‘The noise occurs both day and night. It is loud enough to wake the claimant and his wife when sleeping.
‘The noise cannot be suppressed or masked and can be heard even if a television or radio is playing in the apartment and irrespective of whether internal doors are closed.’
In complaint emails, Mr Tejani demanded that the noise – which ‘radiates across the whole apartment’ – be investigated and solved, complaining that he could not ‘cannot tolerate it any longer.’
In September 2018, ha scritto: ‘The reason I keep nagging at this matter is because the noise is unbearable and I cannot stay in the flat any longer due to it.’
The apartment block in luxury Fitzroy Place, where Nazirali Tejani bought his £2.5m apartment
Mr Dutton said contractors had been enlisted to investigate the noise source, but repeated works ‘did not remedy the defect or uncover the cause of the noise, or abate the noise,’ leading Mr Tejani to sue.
‘The noise is described as being intermittent, not cyclical,’ the QC continues.
‘The noise as experienced in the apartment by the claimant is worse in the summer months.
‘The noise is a loud ‘pop’ or ‘crack’ at irregular intervals, but at its worst approximately every 15 minutes.

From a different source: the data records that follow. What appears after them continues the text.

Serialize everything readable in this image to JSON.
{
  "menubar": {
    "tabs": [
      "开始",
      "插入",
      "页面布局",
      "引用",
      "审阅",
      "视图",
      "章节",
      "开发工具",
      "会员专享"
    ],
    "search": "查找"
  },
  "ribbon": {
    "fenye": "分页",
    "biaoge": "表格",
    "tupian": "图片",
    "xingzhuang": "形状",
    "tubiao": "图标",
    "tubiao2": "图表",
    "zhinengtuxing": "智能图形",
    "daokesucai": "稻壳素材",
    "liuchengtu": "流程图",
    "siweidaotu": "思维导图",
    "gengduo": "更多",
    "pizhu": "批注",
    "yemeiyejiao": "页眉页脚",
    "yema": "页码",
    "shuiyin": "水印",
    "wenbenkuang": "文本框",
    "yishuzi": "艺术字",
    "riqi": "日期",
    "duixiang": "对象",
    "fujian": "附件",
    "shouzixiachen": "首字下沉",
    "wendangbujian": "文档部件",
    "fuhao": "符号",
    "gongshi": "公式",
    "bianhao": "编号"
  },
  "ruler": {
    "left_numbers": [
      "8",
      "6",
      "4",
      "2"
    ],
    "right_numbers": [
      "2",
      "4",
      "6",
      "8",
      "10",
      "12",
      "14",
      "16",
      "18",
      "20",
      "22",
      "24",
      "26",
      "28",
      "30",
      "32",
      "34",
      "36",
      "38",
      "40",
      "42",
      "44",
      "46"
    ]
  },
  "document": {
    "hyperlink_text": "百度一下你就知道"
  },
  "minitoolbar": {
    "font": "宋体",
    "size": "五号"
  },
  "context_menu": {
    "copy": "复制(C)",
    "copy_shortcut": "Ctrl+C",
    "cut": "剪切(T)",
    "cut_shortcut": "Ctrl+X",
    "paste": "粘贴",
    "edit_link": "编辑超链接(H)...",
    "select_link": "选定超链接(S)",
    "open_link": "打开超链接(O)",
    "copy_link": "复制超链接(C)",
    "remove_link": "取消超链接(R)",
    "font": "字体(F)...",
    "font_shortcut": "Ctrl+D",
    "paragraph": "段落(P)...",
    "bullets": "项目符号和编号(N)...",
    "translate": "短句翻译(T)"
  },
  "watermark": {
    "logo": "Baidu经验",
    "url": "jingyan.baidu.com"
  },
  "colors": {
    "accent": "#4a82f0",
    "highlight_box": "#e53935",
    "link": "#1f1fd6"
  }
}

‘The claimant will also rely on similar complaints about the noise from the owners of [other] apartments. It is averred that those complaints relate substantially to the same cause.
‘The matters complained of have caused annoyance, discomfort, distress and loss of amenity to the claimant, who has been unable to occupy the property as he intended when he purchased the property and unable to rent the property out to a tenant.’
Mr Dutton claims that the developer is in breach of its contract in failing to ‘remedy the aforesaid defects’ and both developer and freeholder in breach of their duty under the lease to ‘give the claimant quiet enjoyment of its premises.’
He continues: ‘The matters set out above give rise to a common law private noise nuisance for which the defendants are responsible.
‘Following the service of expert valuation evidence, the claimant’s case is that the noise has reduced the apartment’s capital value; that the noise has made the apartment more difficult to let and has reduced its rental value, and that while the apartment remains unlet and unsold it is of no value to him because he finds the noise unbearable.’
Mr Tejani claims that, due to the noise, the apartment was worth £815,000 less than he paid, but that he also took a hit by overpaying stamp duty and other purchase costs.
He also lost out in spending more than £110,000 improving and furnishing the flat, and up to another £300,000 which he says he could have made in selling it on soon after it was built.
In a written defence to the claim, Gary Blaker QC denies that there are any ‘defects in the design or construction of the building’ and says Mr Tejani is due no compensation.
‘From the defendants’ investigations the noise cannot be heard throughout the apartment but is more localised and can only be heard at limited times,’ he says.
‘The noise is a short click akin to popping bubble wrap and which is infrequent. The frequency of the clicking noise increases when it is sunny.
‘The noise is not at a level that should wake up any occupant of the apartment.’
He continues: ‘Notwithstanding the fact that the defendants do not accept that a defect is present at the building and/or apartment, the defendants have since 2018 carried out extensive tests and works to identify the cause of and thereafter remedy the clicking/popping noise.’
He said experts thought the noise may be coming from a window mullion, but accepts that the noise has not gone.
Mr Blaker also denies that Mr Tejani has made any losses on the property, which he says has been perfectly habitable throughout.
Mr Tejani had rejected offers which would have seen him make a profit on the apartment, and had also turned down offers to rent it because the offered rents were not high enough.
He had also stayed there with his family on occasions, while his son, Amirali, had stayed there frequently, using it as a pied a terre until at least 2018, he said.
‘All of the above acts were inconsistent with the apartment being unfit for habitation,’ he says.
The case is due to be heard next month by a High Court judge.